  6. As James pointed out, we’re already paying for health care of people who don’t have insurance. But putting some insurance regulations in place has the intention of keeping the costs down for everyone. It will not be free to anyone, except those who are verifiably unable to contribute. The intent of the program is to have everyone contribute and everyone benefit. Certainly good stewardship is important, but from a Biblical perspective no stewardship that excludes justice for the poor would be called “good.”
  7. If we exclude WWJD from the argument, then, yes, we end in moral relativism. I think Harold is right about that. If we don’t have divine input into our ethics, then we’re just making it all up, and then the strong get their way and Mao was right: “truth is found at the end of a gun.” Oh – but that’s pretty close to what we have going right now!

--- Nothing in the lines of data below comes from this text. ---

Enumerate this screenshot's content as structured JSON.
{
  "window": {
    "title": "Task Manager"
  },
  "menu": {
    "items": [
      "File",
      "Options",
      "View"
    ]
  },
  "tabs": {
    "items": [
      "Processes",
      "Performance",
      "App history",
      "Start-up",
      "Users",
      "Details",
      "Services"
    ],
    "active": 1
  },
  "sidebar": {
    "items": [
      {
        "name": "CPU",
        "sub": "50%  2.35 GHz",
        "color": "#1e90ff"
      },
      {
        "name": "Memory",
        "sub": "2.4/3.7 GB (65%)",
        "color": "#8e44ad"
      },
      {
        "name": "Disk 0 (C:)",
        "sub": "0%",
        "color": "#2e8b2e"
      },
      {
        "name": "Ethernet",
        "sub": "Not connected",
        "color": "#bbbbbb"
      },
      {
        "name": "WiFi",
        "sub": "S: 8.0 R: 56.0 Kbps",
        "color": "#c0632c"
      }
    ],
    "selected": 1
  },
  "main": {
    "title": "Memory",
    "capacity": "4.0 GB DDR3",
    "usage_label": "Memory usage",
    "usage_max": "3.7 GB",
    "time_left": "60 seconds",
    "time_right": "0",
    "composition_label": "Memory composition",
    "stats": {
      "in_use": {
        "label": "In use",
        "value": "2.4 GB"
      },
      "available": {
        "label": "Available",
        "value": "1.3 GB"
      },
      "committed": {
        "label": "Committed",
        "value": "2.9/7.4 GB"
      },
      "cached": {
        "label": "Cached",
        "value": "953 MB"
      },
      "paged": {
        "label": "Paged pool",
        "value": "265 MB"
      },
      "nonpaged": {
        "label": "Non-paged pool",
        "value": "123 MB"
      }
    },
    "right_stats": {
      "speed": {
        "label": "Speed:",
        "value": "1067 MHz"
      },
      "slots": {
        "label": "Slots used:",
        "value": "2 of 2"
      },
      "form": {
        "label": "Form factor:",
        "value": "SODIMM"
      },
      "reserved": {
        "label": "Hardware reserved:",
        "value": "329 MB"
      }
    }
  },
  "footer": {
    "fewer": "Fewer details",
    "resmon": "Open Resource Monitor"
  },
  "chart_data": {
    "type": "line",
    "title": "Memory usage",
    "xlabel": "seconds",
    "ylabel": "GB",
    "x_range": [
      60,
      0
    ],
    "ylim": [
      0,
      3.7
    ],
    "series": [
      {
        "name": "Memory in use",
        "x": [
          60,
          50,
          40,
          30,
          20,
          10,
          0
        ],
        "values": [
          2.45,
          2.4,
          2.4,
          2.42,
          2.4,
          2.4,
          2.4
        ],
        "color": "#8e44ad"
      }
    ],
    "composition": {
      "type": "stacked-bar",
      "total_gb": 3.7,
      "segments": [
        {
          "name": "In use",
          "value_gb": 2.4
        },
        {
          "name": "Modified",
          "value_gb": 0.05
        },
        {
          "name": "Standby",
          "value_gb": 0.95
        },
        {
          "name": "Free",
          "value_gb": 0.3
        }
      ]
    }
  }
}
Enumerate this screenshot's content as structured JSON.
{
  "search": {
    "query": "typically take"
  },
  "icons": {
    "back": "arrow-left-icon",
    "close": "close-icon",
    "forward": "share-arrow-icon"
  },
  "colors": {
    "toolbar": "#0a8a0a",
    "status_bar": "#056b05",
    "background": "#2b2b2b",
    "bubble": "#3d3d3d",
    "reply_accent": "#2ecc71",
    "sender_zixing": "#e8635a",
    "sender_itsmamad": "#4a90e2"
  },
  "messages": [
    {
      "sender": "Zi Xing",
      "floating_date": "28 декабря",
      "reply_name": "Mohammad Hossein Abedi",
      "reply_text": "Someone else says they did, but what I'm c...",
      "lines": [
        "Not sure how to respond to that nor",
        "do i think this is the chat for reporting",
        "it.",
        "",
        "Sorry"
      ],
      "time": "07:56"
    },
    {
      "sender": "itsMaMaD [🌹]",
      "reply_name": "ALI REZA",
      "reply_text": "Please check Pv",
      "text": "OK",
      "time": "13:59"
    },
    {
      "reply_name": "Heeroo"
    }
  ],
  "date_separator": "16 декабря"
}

  8. Speaking of stewardship: Jesus statement about giving to Caesar’s what is Caesar’s needs to be understood as the best gag Jesus ever pulled, since Jesus knew, and his opponents there SHOULD HAVE KNOWN, that in reality none of this stuff belongs to Caesar, but it all belongs to God. So Jesus walks away unscathed -- no doubt scratching his head and wondering how his good Jewish opponents could have missed that one. Now, since it all belongs to God, we have to think pretty carefully about what we do with it. I don’t expect our government to be Christian in any way, shape or form, but I do want it to be more just.
  9. Final comment on justice: while we tend to define it as “getting what one deserves,” in the OT prophets (and even in the Psalms) “justice” is equated with taking care of the helpless: the widows, the orphans, the aliens. So, in essence “justice” in the OT means “acts of mercy.” See Isaiah 1:17, for instance, or Psalm 71:1-4.